Stories from the Sandstone: Quarantine Inscriptions from Australia’s Immigrant Past


Arbon Publishing, 2016

Stories from the Sandstone reveals the sandstone engravings of those who found themselves detained at Sydney’s Quarantine Station during its 150-year history. From the early 1830s until 1984, nearly 16,000 people passed through the doors of the Quarantine Station in North Head near Manly.

For over a hundred years it served as the gatekeeper between potentially sick immigrants – as well as some sick residents  – and the colony and country beyond. Of those who went in, some recovered and were released, while others never made it out. During those years, the soft sandstone that the station sat on served as a permanent diary, as patients who had arrived from all corners of the world began carving unique messages and images into the surrounding rock.
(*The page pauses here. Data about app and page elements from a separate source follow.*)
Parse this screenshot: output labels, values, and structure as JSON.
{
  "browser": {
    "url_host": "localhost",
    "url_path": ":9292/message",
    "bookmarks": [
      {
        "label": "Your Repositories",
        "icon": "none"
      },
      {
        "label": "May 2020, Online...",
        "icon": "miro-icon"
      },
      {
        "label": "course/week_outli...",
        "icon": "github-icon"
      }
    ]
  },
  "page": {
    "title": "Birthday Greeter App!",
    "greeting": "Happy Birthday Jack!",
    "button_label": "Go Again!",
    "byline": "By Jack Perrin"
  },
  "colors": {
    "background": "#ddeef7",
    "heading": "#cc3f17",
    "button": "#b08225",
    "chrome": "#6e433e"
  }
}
The book, Stories from the Sandstone, is the culmination of a three-year project run by the Department of Archaeology at the University of Sydney, which integrated the work of archaeologists, historians and heritage practitioners to investigate these engravings left behind at the Quarantine Station.

Dr Peter Hobbins, a historian at the University of Sydney, co-wrote the book alongside Associate Professor Annie Clarke, also of the University of Sydney, and Dr Ursula Frederick from the Australian National University.


$30.00 collect from History House or $40.00 postage within Australia

Orders can be collected from:
Royal Australian Historical Society
First Floor
History House
133 Macquarie Street
Sydney 2000

Note: For delivery outside Australia please contact the RAHS as the shipping cost will depend on your location.